For each entry that follows, produce an exact copy.

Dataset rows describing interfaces
BEGIN
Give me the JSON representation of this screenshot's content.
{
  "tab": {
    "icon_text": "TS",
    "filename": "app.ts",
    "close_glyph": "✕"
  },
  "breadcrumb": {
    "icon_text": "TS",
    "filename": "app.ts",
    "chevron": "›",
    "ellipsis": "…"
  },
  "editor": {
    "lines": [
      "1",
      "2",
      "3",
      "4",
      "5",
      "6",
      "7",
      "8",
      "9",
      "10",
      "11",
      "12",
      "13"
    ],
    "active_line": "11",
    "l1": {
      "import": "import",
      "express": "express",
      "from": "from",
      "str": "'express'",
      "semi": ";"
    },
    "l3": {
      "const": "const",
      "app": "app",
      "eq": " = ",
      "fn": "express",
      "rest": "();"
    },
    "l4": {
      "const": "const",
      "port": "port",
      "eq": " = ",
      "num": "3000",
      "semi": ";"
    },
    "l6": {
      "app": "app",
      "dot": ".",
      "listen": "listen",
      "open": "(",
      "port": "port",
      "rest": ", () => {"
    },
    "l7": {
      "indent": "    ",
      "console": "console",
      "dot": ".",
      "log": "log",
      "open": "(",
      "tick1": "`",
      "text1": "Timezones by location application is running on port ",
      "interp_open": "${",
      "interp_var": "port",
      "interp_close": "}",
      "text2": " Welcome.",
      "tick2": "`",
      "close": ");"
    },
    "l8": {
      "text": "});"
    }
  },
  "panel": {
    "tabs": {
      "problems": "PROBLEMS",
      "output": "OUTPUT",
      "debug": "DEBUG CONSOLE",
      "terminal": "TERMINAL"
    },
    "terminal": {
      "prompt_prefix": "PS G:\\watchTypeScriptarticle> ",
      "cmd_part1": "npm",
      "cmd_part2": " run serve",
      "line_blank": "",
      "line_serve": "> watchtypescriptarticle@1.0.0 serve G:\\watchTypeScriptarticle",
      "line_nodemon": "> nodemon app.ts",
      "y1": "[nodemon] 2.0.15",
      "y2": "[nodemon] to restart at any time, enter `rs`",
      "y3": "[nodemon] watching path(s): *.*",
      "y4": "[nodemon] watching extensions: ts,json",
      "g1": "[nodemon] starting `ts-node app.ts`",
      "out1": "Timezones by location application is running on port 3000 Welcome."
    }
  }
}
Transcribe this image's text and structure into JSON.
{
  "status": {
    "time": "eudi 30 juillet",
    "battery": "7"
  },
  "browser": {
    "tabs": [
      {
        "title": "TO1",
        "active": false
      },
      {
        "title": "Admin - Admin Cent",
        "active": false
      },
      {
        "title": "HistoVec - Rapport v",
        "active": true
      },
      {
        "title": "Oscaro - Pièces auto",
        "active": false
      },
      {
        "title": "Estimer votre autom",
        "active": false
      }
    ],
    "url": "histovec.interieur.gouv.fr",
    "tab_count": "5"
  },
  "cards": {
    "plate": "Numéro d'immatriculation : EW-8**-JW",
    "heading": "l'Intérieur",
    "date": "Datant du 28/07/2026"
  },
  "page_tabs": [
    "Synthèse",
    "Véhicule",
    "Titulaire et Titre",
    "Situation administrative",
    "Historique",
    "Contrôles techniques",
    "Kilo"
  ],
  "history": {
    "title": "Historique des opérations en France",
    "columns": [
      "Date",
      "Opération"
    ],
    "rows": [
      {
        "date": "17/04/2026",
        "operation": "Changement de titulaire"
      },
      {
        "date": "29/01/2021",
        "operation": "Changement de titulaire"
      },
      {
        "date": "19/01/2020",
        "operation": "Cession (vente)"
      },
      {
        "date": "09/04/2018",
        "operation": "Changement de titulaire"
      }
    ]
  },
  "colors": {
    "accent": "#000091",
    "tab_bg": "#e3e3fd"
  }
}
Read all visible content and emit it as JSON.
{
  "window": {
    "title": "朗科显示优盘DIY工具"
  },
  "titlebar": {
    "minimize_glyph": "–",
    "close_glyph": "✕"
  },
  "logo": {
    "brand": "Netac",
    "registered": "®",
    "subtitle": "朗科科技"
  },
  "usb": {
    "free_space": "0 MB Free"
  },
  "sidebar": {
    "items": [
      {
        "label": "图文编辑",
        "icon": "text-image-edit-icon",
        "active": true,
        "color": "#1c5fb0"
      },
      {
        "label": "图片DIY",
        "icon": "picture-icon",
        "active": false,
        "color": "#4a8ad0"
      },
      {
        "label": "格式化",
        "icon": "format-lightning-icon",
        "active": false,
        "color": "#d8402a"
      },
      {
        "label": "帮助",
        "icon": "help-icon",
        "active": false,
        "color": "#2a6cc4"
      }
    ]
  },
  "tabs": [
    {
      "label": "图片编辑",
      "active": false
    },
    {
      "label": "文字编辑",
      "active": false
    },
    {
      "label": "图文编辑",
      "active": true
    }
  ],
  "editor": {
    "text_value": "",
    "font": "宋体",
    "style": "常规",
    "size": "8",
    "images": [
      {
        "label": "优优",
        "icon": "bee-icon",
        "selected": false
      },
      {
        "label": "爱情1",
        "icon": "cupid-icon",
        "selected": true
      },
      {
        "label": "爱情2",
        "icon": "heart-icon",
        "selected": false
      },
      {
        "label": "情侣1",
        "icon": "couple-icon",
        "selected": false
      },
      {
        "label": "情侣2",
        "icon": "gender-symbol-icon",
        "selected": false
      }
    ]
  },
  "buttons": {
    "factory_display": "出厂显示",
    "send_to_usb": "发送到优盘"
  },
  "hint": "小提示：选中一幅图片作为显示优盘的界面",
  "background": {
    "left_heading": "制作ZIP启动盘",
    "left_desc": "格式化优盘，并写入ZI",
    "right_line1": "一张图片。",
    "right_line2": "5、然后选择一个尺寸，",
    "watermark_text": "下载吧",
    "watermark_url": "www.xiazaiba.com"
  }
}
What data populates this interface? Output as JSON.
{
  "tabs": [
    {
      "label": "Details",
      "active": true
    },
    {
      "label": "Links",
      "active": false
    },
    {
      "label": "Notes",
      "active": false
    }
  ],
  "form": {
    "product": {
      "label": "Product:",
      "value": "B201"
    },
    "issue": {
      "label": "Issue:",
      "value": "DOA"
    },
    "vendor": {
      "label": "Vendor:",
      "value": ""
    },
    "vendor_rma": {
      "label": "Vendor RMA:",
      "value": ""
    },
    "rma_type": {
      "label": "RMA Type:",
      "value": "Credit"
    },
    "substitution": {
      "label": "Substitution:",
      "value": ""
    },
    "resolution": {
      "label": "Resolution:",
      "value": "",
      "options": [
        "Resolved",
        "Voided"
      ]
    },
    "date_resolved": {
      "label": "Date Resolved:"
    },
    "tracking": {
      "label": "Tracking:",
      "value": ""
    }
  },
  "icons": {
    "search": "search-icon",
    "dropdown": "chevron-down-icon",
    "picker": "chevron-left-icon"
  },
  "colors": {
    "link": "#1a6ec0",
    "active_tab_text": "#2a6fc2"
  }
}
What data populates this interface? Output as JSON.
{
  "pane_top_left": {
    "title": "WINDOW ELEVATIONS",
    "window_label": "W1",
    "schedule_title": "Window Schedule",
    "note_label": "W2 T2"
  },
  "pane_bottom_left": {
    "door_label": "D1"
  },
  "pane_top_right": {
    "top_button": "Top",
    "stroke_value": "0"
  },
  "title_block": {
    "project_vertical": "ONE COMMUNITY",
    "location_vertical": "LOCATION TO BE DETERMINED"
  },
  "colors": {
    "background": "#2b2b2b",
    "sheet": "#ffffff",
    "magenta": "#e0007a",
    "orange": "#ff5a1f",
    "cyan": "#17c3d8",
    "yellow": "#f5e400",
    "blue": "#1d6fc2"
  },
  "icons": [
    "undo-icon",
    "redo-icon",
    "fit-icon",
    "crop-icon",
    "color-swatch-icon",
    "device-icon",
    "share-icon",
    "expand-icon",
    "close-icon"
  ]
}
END
**Solution to this problem**
Give me the JSON representation of this screenshot's content.
{
  "tab": {
    "icon_text": "TS",
    "filename": "app.ts",
    "close_glyph": "✕"
  },
  "breadcrumb": {
    "icon_text": "TS",
    "filename": "app.ts",
    "chevron": "›",
    "ellipsis": "…"
  },
  "editor": {
    "lines": [
      "1",
      "2",
      "3",
      "4",
      "5",
      "6",
      "7",
      "8",
      "9",
      "10",
      "11",
      "12",
      "13"
    ],
    "active_line": "11",
    "l1": {
      "import": "import",
      "express": "express",
      "from": "from",
      "str": "'express'",
      "semi": ";"
    },
    "l3": {
      "const": "const",
      "app": "app",
      "eq": " = ",
      "fn": "express",
      "rest": "();"
    },
    "l4": {
      "const": "const",
      "port": "port",
      "eq": " = ",
      "num": "3000",
      "semi": ";"
    },
    "l6": {
      "app": "app",
      "dot": ".",
      "listen": "listen",
      "open": "(",
      "port": "port",
      "rest": ", () => {"
    },
    "l7": {
      "indent": "    ",
      "console": "console",
      "dot": ".",
      "log": "log",
      "open": "(",
      "tick1": "`",
      "text1": "Timezones by location application is running on port ",
      "interp_open": "${",
      "interp_var": "port",
      "interp_close": "}",
      "text2": " Welcome.",
      "tick2": "`",
      "close": ");"
    },
    "l8": {
      "text": "});"
    }
  },
  "panel": {
    "tabs": {
      "problems": "PROBLEMS",
      "output": "OUTPUT",
      "debug": "DEBUG CONSOLE",
      "terminal": "TERMINAL"
    },
    "terminal": {
      "prompt_prefix": "PS G:\\watchTypeScriptarticle> ",
      "cmd_part1": "npm",
      "cmd_part2": " run serve",
      "line_blank": "",
      "line_serve": "> watchtypescriptarticle@1.0.0 serve G:\\watchTypeScriptarticle",
      "line_nodemon": "> nodemon app.ts",
      "y1": "[nodemon] 2.0.15",
      "y2": "[nodemon] to restart at any time, enter `rs`",
      "y3": "[nodemon] watching path(s): *.*",
      "y4": "[nodemon] watching extensions: ts,json",
      "g1": "[nodemon] starting `ts-node app.ts`",
      "out1": "Timezones by location application is running on port 3000 Welcome."
    }
  }
}
Transcribe this image's text and structure into JSON.
{
  "status": {
    "time": "eudi 30 juillet",
    "battery": "7"
  },
  "browser": {
    "tabs": [
      {
        "title": "TO1",
        "active": false
      },
      {
        "title": "Admin - Admin Cent",
        "active": false
      },
      {
        "title": "HistoVec - Rapport v",
        "active": true
      },
      {
        "title": "Oscaro - Pièces auto",
        "active": false
      },
      {
        "title": "Estimer votre autom",
        "active": false
      }
    ],
    "url": "histovec.interieur.gouv.fr",
    "tab_count": "5"
  },
  "cards": {
    "plate": "Numéro d'immatriculation : EW-8**-JW",
    "heading": "l'Intérieur",
    "date": "Datant du 28/07/2026"
  },
  "page_tabs": [
    "Synthèse",
    "Véhicule",
    "Titulaire et Titre",
    "Situation administrative",
    "Historique",
    "Contrôles techniques",
    "Kilo"
  ],
  "history": {
    "title": "Historique des opérations en France",
    "columns": [
      "Date",
      "Opération"
    ],
    "rows": [
      {
        "date": "17/04/2026",
        "operation": "Changement de titulaire"
      },
      {
        "date": "29/01/2021",
        "operation": "Changement de titulaire"
      },
      {
        "date": "19/01/2020",
        "operation": "Cession (vente)"
      },
      {
        "date": "09/04/2018",
        "operation": "Changement de titulaire"
      }
    ]
  },
  "colors": {
    "accent": "#000091",
    "tab_bg": "#e3e3fd"
  }
}
Read all visible content and emit it as JSON.
{
  "window": {
    "title": "朗科显示优盘DIY工具"
  },
  "titlebar": {
    "minimize_glyph": "–",
    "close_glyph": "✕"
  },
  "logo": {
    "brand": "Netac",
    "registered": "®",
    "subtitle": "朗科科技"
  },
  "usb": {
    "free_space": "0 MB Free"
  },
  "sidebar": {
    "items": [
      {
        "label": "图文编辑",
        "icon": "text-image-edit-icon",
        "active": true,
        "color": "#1c5fb0"
      },
      {
        "label": "图片DIY",
        "icon": "picture-icon",
        "active": false,
        "color": "#4a8ad0"
      },
      {
        "label": "格式化",
        "icon": "format-lightning-icon",
        "active": false,
        "color": "#d8402a"
      },
      {
        "label": "帮助",
        "icon": "help-icon",
        "active": false,
        "color": "#2a6cc4"
      }
    ]
  },
  "tabs": [
    {
      "label": "图片编辑",
      "active": false
    },
    {
      "label": "文字编辑",
      "active": false
    },
    {
      "label": "图文编辑",
      "active": true
    }
  ],
  "editor": {
    "text_value": "",
    "font": "宋体",
    "style": "常规",
    "size": "8",
    "images": [
      {
        "label": "优优",
        "icon": "bee-icon",
        "selected": false
      },
      {
        "label": "爱情1",
        "icon": "cupid-icon",
        "selected": true
      },
      {
        "label": "爱情2",
        "icon": "heart-icon",
        "selected": false
      },
      {
        "label": "情侣1",
        "icon": "couple-icon",
        "selected": false
      },
      {
        "label": "情侣2",
        "icon": "gender-symbol-icon",
        "selected": false
      }
    ]
  },
  "buttons": {
    "factory_display": "出厂显示",
    "send_to_usb": "发送到优盘"
  },
  "hint": "小提示：选中一幅图片作为显示优盘的界面",
  "background": {
    "left_heading": "制作ZIP启动盘",
    "left_desc": "格式化优盘，并写入ZI",
    "right_line1": "一张图片。",
    "right_line2": "5、然后选择一个尺寸，",
    "watermark_text": "下载吧",
    "watermark_url": "www.xiazaiba.com"
  }
}
What data populates this interface? Output as JSON.
{
  "tabs": [
    {
      "label": "Details",
      "active": true
    },
    {
      "label": "Links",
      "active": false
    },
    {
      "label": "Notes",
      "active": false
    }
  ],
  "form": {
    "product": {
      "label": "Product:",
      "value": "B201"
    },
    "issue": {
      "label": "Issue:",
      "value": "DOA"
    },
    "vendor": {
      "label": "Vendor:",
      "value": ""
    },
    "vendor_rma": {
      "label": "Vendor RMA:",
      "value": ""
    },
    "rma_type": {
      "label": "RMA Type:",
      "value": "Credit"
    },
    "substitution": {
      "label": "Substitution:",
      "value": ""
    },
    "resolution": {
      "label": "Resolution:",
      "value": "",
      "options": [
        "Resolved",
        "Voided"
      ]
    },
    "date_resolved": {
      "label": "Date Resolved:"
    },
    "tracking": {
      "label": "Tracking:",
      "value": ""
    }
  },
  "icons": {
    "search": "search-icon",
    "dropdown": "chevron-down-icon",
    "picker": "chevron-left-icon"
  },
  "colors": {
    "link": "#1a6ec0",
    "active_tab_text": "#2a6fc2"
  }
}
What data populates this interface? Output as JSON.
{
  "pane_top_left": {
    "title": "WINDOW ELEVATIONS",
    "window_label": "W1",
    "schedule_title": "Window Schedule",
    "note_label": "W2 T2"
  },
  "pane_bottom_left": {
    "door_label": "D1"
  },
  "pane_top_right": {
    "top_button": "Top",
    "stroke_value": "0"
  },
  "title_block": {
    "project_vertical": "ONE COMMUNITY",
    "location_vertical": "LOCATION TO BE DETERMINED"
  },
  "colors": {
    "background": "#2b2b2b",
    "sheet": "#ffffff",
    "magenta": "#e0007a",
    "orange": "#ff5a1f",
    "cyan": "#17c3d8",
    "yellow": "#f5e400",
    "blue": "#1d6fc2"
  },
  "icons": [
    "undo-icon",
    "redo-icon",
    "fit-icon",
    "crop-icon",
    "color-swatch-icon",
    "device-icon",
    "share-icon",
    "expand-icon",
    "close-icon"
  ]
}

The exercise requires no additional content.